INPUT MATERIAL below:

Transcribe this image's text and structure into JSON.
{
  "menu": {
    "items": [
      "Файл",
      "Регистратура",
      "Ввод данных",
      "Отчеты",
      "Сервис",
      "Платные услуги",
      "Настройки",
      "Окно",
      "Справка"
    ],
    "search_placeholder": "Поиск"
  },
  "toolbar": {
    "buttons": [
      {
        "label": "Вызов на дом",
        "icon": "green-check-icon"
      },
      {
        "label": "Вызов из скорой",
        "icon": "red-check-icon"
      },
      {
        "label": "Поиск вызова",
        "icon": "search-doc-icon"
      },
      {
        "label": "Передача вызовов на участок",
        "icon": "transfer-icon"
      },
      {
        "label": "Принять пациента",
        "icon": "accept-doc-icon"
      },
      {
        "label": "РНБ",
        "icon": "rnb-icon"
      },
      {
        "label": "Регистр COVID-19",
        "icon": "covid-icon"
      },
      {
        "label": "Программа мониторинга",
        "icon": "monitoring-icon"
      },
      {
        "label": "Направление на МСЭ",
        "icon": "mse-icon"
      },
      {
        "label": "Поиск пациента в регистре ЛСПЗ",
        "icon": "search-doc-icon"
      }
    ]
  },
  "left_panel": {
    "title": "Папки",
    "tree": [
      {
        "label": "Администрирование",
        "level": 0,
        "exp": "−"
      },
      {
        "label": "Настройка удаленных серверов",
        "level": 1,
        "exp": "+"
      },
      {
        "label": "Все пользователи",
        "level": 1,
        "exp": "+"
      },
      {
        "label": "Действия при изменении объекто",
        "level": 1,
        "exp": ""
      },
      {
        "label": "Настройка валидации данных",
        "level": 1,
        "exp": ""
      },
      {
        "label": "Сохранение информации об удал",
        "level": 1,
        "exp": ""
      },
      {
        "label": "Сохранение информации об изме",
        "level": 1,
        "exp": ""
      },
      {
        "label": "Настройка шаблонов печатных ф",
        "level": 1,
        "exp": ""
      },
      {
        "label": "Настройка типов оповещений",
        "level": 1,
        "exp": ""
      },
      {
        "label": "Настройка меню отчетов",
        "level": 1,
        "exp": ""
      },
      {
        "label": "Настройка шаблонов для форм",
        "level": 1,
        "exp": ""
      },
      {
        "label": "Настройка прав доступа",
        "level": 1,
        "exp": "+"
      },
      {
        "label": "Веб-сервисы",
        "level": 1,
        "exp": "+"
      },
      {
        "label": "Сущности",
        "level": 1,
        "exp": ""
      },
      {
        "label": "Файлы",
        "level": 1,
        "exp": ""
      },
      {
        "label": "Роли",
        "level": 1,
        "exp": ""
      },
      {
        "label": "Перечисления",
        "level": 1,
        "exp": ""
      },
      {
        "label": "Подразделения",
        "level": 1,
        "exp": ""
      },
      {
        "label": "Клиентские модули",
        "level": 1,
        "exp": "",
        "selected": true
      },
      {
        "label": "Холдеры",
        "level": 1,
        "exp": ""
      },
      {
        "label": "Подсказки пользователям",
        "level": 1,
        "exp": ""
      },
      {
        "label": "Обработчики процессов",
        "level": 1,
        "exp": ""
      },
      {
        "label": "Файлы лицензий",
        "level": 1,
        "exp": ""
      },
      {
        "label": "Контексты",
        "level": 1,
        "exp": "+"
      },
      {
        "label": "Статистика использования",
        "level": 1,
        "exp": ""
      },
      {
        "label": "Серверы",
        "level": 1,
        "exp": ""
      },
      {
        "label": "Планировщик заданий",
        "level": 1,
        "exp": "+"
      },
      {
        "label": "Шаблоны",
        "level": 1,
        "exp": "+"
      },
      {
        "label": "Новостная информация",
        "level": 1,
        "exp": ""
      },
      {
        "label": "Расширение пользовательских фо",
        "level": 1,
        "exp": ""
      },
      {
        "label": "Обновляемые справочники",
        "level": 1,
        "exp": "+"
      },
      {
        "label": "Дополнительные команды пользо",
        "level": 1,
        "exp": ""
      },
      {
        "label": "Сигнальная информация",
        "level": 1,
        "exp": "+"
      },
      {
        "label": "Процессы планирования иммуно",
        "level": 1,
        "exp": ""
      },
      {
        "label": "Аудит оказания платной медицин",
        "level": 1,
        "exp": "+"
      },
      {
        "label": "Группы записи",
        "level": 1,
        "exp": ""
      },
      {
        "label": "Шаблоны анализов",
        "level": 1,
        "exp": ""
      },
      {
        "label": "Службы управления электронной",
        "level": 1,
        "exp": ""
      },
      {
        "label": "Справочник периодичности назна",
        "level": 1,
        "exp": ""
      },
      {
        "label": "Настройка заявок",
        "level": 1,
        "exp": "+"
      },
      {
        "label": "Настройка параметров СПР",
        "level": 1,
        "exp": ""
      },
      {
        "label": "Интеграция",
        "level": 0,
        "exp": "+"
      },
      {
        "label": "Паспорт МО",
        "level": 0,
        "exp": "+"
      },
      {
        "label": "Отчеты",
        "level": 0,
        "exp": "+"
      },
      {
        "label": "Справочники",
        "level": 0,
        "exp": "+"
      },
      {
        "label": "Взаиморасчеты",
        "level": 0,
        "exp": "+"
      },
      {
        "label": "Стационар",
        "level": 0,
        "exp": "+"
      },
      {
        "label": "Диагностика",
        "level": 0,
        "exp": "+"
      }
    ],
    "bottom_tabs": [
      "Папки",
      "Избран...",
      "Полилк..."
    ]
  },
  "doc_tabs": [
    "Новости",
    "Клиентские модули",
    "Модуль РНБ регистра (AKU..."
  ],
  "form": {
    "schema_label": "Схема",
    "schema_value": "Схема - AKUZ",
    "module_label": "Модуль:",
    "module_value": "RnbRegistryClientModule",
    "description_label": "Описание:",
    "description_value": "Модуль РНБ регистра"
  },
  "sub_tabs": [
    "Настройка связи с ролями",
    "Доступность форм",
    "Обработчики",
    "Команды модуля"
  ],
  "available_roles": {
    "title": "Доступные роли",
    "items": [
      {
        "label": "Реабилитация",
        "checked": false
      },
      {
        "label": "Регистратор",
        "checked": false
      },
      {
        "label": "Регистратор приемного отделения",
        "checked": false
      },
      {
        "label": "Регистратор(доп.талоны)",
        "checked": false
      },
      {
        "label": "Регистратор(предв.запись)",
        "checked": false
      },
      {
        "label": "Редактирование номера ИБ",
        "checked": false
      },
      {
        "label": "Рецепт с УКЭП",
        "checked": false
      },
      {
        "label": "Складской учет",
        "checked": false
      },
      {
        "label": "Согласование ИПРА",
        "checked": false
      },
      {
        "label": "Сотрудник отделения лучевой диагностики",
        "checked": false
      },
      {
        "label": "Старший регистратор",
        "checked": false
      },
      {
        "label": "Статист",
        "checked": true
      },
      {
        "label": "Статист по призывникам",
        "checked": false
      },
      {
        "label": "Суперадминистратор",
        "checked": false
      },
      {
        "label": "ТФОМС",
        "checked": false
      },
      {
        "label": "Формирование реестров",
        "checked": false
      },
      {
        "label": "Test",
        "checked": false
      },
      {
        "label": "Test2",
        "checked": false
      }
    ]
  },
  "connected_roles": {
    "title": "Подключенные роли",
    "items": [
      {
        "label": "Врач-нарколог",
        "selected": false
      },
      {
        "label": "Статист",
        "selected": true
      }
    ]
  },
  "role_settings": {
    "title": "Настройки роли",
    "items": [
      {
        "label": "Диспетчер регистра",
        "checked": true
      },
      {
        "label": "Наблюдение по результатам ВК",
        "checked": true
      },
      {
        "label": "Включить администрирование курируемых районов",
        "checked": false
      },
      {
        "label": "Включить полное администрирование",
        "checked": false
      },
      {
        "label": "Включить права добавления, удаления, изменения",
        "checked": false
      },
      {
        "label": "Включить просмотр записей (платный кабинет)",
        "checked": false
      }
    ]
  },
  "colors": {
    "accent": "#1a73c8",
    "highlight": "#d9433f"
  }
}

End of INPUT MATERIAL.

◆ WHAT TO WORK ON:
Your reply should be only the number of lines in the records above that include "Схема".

◆ TASK RESULT:
2